◆ What to do ◆
All of the data should be copied exactly, with the pictures left out.

———

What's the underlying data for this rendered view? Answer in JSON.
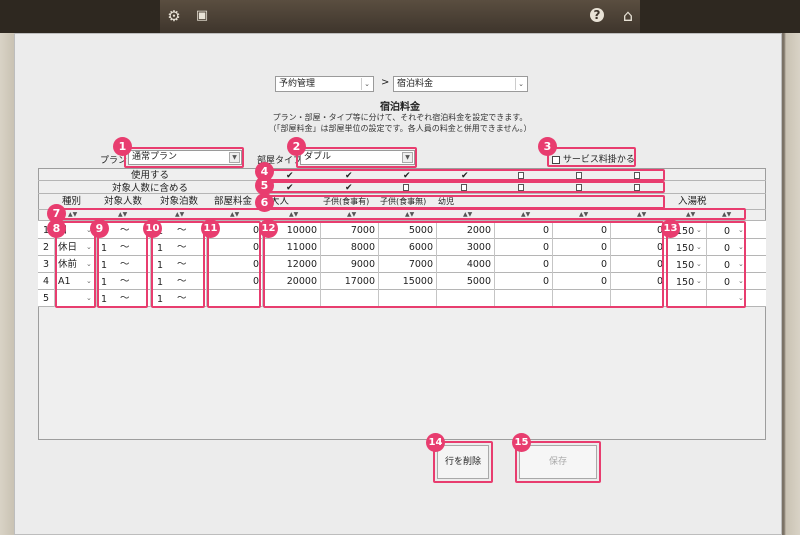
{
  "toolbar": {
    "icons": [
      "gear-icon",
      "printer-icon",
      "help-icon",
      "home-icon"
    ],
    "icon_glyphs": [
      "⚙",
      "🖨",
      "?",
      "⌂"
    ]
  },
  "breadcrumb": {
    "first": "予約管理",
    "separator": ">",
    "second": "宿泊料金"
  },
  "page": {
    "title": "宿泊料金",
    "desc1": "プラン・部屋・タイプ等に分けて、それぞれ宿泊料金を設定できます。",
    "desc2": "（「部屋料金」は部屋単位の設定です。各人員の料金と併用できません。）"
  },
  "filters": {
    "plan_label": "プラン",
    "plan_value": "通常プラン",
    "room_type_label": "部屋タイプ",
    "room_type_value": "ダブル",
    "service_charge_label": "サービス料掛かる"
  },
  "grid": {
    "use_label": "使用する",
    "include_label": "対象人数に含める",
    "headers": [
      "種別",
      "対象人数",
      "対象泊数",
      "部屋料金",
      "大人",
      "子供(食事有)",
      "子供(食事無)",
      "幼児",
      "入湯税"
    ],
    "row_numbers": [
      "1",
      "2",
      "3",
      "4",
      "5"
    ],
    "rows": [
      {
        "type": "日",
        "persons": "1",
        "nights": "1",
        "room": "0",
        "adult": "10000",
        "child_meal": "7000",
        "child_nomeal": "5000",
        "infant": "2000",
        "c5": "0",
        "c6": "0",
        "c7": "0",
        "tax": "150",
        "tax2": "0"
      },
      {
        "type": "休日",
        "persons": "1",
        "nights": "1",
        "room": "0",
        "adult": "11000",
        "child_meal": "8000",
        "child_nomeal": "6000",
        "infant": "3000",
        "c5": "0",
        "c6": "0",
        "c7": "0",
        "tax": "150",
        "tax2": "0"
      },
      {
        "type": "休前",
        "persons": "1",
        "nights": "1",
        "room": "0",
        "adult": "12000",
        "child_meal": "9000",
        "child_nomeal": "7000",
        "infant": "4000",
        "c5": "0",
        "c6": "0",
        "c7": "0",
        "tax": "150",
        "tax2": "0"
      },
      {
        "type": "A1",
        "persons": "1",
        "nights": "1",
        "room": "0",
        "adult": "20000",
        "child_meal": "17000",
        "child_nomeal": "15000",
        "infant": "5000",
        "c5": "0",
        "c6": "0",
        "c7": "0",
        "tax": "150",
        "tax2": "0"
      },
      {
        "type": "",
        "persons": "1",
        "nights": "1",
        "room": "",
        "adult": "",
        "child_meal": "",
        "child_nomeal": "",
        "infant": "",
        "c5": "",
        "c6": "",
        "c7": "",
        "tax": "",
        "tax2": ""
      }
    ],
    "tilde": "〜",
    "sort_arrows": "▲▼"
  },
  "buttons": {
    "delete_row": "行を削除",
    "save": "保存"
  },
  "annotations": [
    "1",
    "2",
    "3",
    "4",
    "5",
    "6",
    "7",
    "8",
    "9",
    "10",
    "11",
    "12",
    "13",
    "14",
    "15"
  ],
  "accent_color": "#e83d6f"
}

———

◆ Task solution ◆
What's the underlying data for this rendered view? Answer in JSON.
{
  "toolbar": {
    "icons": [
      "gear-icon",
      "printer-icon",
      "help-icon",
      "home-icon"
    ],
    "icon_glyphs": [
      "⚙",
      "🖨",
      "?",
      "⌂"
    ]
  },
  "breadcrumb": {
    "first": "予約管理",
    "separator": ">",
    "second": "宿泊料金"
  },
  "page": {
    "title": "宿泊料金",
    "desc1": "プラン・部屋・タイプ等に分けて、それぞれ宿泊料金を設定できます。",
    "desc2": "（「部屋料金」は部屋単位の設定です。各人員の料金と併用できません。）"
  },
  "filters": {
    "plan_label": "プラン",
    "plan_value": "通常プラン",
    "room_type_label": "部屋タイプ",
    "room_type_value": "ダブル",
    "service_charge_label": "サービス料掛かる"
  },
  "grid": {
    "use_label": "使用する",
    "include_label": "対象人数に含める",
    "headers": [
      "種別",
      "対象人数",
      "対象泊数",
      "部屋料金",
      "大人",
      "子供(食事有)",
      "子供(食事無)",
      "幼児",
      "入湯税"
    ],
    "row_numbers": [
      "1",
      "2",
      "3",
      "4",
      "5"
    ],
    "rows": [
      {
        "type": "日",
        "persons": "1",
        "nights": "1",
        "room": "0",
        "adult": "10000",
        "child_meal": "7000",
        "child_nomeal": "5000",
        "infant": "2000",
        "c5": "0",
        "c6": "0",
        "c7": "0",
        "tax": "150",
        "tax2": "0"
      },
      {
        "type": "休日",
        "persons": "1",
        "nights": "1",
        "room": "0",
        "adult": "11000",
        "child_meal": "8000",
        "child_nomeal": "6000",
        "infant": "3000",
        "c5": "0",
        "c6": "0",
        "c7": "0",
        "tax": "150",
        "tax2": "0"
      },
      {
        "type": "休前",
        "persons": "1",
        "nights": "1",
        "room": "0",
        "adult": "12000",
        "child_meal": "9000",
        "child_nomeal": "7000",
        "infant": "4000",
        "c5": "0",
        "c6": "0",
        "c7": "0",
        "tax": "150",
        "tax2": "0"
      },
      {
        "type": "A1",
        "persons": "1",
        "nights": "1",
        "room": "0",
        "adult": "20000",
        "child_meal": "17000",
        "child_nomeal": "15000",
        "infant": "5000",
        "c5": "0",
        "c6": "0",
        "c7": "0",
        "tax": "150",
        "tax2": "0"
      },
      {
        "type": "",
        "persons": "1",
        "nights": "1",
        "room": "",
        "adult": "",
        "child_meal": "",
        "child_nomeal": "",
        "infant": "",
        "c5": "",
        "c6": "",
        "c7": "",
        "tax": "",
        "tax2": ""
      }
    ],
    "tilde": "〜",
    "sort_arrows": "▲▼"
  },
  "buttons": {
    "delete_row": "行を削除",
    "save": "保存"
  },
  "annotations": [
    "1",
    "2",
    "3",
    "4",
    "5",
    "6",
    "7",
    "8",
    "9",
    "10",
    "11",
    "12",
    "13",
    "14",
    "15"
  ],
  "accent_color": "#e83d6f"
}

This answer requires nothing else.